Thanks for the question James. Using Sea Foam Spray through the upper intake can cause misfire codes during application. It’s just your engine computer noticing something irregular going on in the chambers and doing its job. The codes will typically reset to normal within 20 or so miles of driving (after the application). No worries, anyway.
I just had a cleaning done using Sea Foam and I have a check engine light for mass air flow and O2 sensors; the misfire you explained, but what of the sensors?
Good question, Grayson. Try clearing the code and see if it comes back. If your vehicle is higher-mileage and you get an O2 sensor code that won’t clear (comes back after clearing)… it’s likely that the O2 sensor is at the end of it’s useful life/needs replacement. We’re always here to help troubleshoot, so don’t hesitate to send us a message through the “Ask Jim” page under “Contact Us.” Hope this helps!
I sprayed Sea Foam Spray into my throttle body as directed. I did everything and now I got a service engine light on. What could it be? Could you help me please?

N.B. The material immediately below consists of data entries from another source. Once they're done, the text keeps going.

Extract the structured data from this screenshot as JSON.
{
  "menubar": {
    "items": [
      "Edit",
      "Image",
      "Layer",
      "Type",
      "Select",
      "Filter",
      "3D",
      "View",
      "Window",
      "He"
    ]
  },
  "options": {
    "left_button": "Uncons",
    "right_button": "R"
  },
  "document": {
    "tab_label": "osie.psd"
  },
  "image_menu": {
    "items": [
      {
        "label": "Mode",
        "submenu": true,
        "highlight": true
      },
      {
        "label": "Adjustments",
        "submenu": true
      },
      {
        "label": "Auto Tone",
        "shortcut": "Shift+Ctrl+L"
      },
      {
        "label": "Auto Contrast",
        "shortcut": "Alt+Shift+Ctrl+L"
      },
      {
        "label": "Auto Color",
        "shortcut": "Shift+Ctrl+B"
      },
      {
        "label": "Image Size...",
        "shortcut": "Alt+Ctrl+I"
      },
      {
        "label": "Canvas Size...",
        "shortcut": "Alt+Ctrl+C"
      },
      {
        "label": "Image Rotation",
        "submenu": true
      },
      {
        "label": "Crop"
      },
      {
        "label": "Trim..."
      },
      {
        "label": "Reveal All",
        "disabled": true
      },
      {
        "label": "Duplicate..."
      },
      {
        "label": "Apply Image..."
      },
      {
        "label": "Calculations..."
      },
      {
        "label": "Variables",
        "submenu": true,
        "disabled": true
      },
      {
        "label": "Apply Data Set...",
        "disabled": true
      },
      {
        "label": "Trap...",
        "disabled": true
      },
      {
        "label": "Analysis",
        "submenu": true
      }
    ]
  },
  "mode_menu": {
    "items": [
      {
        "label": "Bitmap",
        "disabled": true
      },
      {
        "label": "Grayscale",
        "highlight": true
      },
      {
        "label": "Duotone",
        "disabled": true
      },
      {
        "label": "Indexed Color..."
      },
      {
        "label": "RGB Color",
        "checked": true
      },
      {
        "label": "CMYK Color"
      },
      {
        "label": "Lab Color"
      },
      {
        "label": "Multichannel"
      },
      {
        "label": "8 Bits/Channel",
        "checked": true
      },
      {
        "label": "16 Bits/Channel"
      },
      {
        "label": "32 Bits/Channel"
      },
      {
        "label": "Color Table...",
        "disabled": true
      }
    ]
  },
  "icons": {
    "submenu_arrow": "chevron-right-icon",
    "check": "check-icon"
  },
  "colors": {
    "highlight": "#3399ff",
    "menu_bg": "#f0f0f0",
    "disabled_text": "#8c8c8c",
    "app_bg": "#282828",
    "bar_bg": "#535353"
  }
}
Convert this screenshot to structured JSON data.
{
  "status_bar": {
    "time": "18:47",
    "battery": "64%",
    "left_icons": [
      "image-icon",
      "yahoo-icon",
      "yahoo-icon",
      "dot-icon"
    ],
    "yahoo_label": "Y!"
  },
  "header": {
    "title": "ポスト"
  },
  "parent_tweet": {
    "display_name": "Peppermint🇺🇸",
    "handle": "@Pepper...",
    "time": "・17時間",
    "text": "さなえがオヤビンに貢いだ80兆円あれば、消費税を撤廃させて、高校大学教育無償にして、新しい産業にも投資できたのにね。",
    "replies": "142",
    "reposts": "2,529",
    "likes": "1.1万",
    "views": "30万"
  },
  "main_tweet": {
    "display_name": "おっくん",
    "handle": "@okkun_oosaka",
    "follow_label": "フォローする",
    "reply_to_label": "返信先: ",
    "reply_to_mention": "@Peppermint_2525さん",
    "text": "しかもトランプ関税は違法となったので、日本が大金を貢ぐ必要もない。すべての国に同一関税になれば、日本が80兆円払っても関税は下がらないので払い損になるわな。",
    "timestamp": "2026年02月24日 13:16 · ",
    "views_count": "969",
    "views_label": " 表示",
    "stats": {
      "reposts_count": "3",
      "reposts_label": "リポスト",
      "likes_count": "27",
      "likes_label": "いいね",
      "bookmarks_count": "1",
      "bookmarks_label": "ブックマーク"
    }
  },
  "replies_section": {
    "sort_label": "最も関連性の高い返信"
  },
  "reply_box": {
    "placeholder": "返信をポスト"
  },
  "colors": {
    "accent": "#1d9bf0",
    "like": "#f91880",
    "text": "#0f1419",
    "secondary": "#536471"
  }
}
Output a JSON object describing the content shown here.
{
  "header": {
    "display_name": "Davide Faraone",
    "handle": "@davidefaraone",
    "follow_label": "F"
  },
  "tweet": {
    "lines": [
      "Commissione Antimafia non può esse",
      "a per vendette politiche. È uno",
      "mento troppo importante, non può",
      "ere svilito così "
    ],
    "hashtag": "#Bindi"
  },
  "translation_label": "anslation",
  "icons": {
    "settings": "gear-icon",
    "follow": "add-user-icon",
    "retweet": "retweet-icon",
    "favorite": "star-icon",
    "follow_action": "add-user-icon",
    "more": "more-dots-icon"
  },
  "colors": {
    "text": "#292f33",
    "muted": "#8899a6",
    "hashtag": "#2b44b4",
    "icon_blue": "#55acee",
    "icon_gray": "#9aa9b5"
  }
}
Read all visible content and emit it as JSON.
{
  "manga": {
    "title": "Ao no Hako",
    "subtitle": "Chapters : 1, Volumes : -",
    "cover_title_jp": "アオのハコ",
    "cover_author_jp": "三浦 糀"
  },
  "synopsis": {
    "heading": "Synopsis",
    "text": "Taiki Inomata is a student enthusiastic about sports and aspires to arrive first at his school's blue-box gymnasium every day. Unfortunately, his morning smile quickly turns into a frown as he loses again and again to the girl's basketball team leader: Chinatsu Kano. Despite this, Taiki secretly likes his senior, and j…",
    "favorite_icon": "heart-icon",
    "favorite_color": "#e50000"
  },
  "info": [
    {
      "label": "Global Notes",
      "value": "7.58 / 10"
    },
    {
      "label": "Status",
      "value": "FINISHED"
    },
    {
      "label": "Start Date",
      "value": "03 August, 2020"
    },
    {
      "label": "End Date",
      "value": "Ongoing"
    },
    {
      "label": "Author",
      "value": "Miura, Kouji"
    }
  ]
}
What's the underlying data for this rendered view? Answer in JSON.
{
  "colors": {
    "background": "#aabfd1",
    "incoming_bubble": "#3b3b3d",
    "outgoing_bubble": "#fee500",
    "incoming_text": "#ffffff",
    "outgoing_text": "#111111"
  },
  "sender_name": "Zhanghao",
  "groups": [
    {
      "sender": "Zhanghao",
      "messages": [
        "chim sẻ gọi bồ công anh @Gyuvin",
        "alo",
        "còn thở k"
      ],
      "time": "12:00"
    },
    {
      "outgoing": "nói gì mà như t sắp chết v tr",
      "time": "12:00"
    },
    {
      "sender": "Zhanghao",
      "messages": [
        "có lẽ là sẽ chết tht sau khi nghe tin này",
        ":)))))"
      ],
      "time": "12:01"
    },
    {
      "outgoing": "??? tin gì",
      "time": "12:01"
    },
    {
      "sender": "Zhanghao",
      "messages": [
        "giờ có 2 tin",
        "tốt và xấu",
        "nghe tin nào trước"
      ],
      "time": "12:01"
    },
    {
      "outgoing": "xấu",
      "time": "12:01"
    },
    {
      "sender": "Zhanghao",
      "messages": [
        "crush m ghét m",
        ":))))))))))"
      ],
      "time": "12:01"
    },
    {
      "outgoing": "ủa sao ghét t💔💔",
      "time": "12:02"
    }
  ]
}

Applying Sea Foam Spray through the intake can cause a misfire code during the treatment. Understand that you’re adding something unusual to the upper engine’s fuel and air mix during the cleaning application, so it might take up to 20 post-treatment driving miles for your engine’s sensors to re-adjust to normal. If the check engine light (CEL) remains, you can disconnect the negative cranking battery connection for a few seconds to clear the CEL.